Fox flasher MkII

Flashing LED driver using an ESC described a LED driver for an animal deterrent using a repurposed brushless DC motor electronic speed controller.

This article describes a simpler implementation based on a Chinese 8051 architecture microcontroller, the STC15F104E.


Above, the schematic. A very simple circuit with just a handful of electronic components (one capacitor, two resistors, one LDR, one Polyswitch, 4 x LEDs and the MCU).

It is powered directly from a 1S LiPo battery (ie single cell at 3.6-4.3V). The MCU shuts down at 3.8V to reduce load on the battery, the LDR allows the flasher to cease flashing (and so reduce power) during daylight (>30lx).

Screenshot - 07_05_16 , 11_44_07

Above is a hex dump of the EEPROM with structure. The four LEDs are flashed on one at a time. In the current implementation, each flash is 50ms, the next LED to flash is selected at random, the wait time between flashes is uniformly randomly distributed between 0s and 4s. The code is more flexible, but simple should be enough to scare foxes, possums, cats etc.

The LDR is on P3.2 (INT0). The port is configured as an input only port to reduce the hysteresis effects of the 8051 traditional quasi bidirectional pin multistage pull up. This also allows higher resistance LDR and bias resistor resulting in lower operating current.

The critical voltages on the LDR input pin are 1.4 and 1.6V (it is a Schmidt trigger input), for 4.0V supply and 100kΩ bias resistor, that is equivalent to resistance of 53Ωk and 65kΩ (the chip input circuit in INPUT ONLY mode has little influence on the voltage developed).

Screenshot - 29_06_2015 , 19_16_33

Above is the characteristic of the GL5549 LDR. The pink marks the critical resistance region, and it corresponds to around 30lx.

The code is written in 8051 assembler. Some considerable frustration was due to inadequate, plain wrong datasheets, and lack of support on STC microcontrollers… be wary of choosing them for an important project and be suspicious of any equipment that uses them. The ISP tool is necessary as it is a proprietary protocol, but it is unreliable, partially English language, partially Chinese.

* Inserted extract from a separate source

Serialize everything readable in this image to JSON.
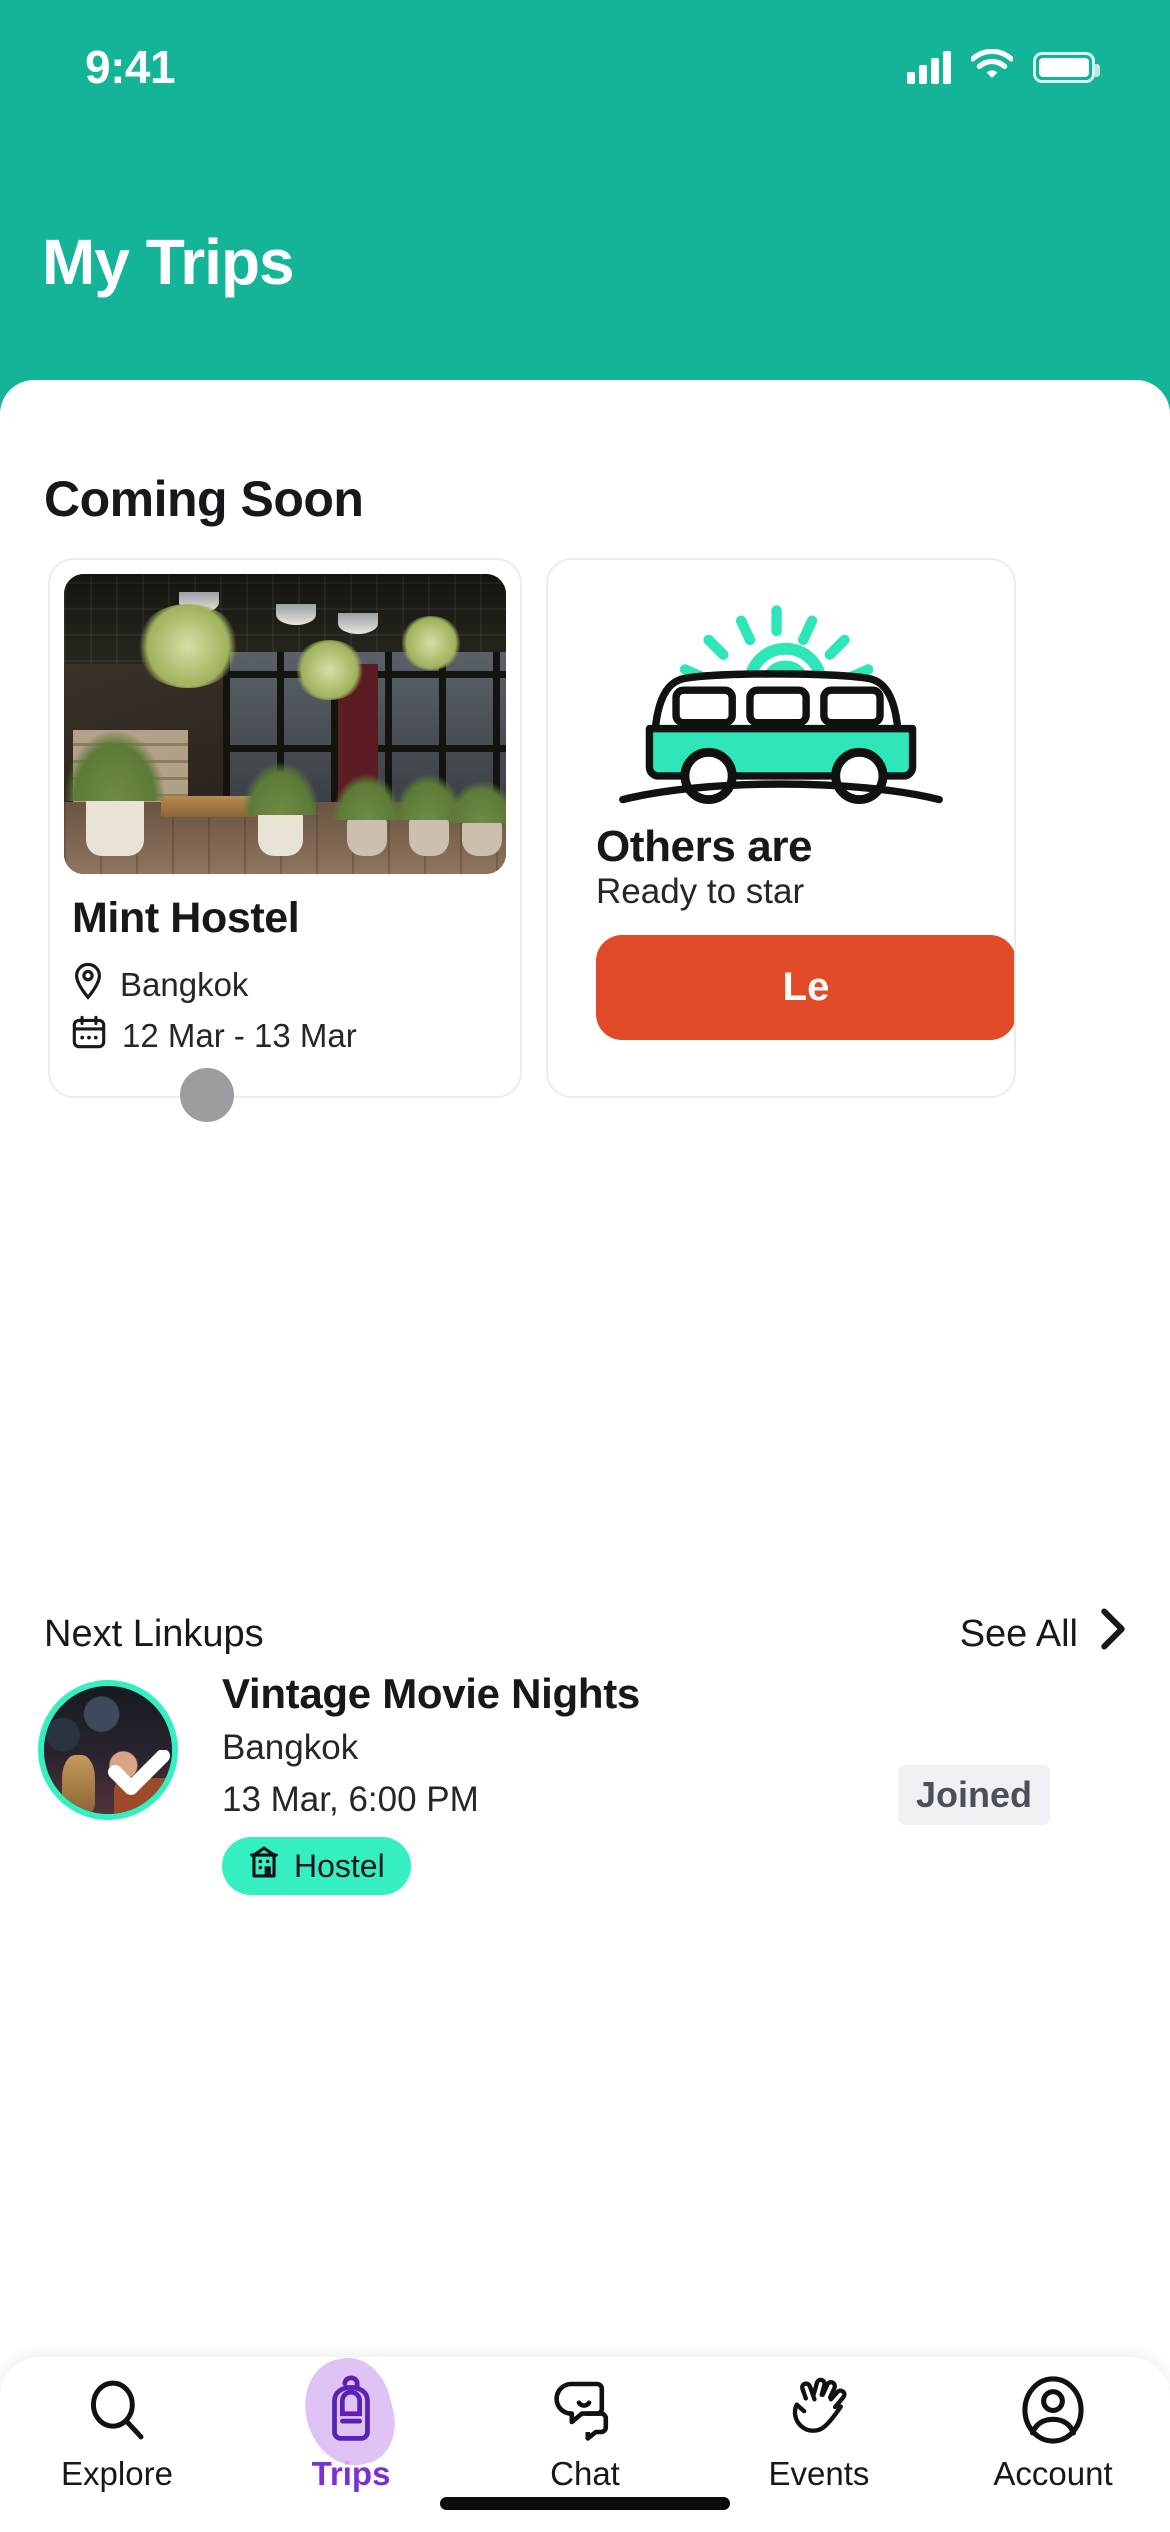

Above the prototype on a breadboard. The battery is in the top of the pic, microcontroller middle right on the breadboard.

Subject to the prototype trial, I will make a few of these to locate around the garden to discourage our digging friends. The final implementation might be a pair of green eyes and a pair of red eyes… scope for further experimentation.

Current is voltage sensitive, but at 4V, power down current is around 0.05mA and operating current is 1.0mA + LED current. For the configured cycle (50ms on, 2000ms off (avg)), average LED current is 10*50/2000=250µA. For 12 hours of daylight, total consumption during 24h is around 12*0.05+12*1.0=12.6mAh giving a battery endurance of 1200/12.6=95 days (ignoring self discharge). Battery capacity is reduced at temperatures below freezing.  (If you have noted revision of these numbers, I have improved the code to reduce consumption, mainly through exploitation of the idle and power down facilities in this MCU.)


Above, the first prototype. This one has two resistors from Vcc to allow two sets of common anode LEDs switched by the four outputs. This allows correct current sharing for two LEDs per output phase (eg pair of eyes).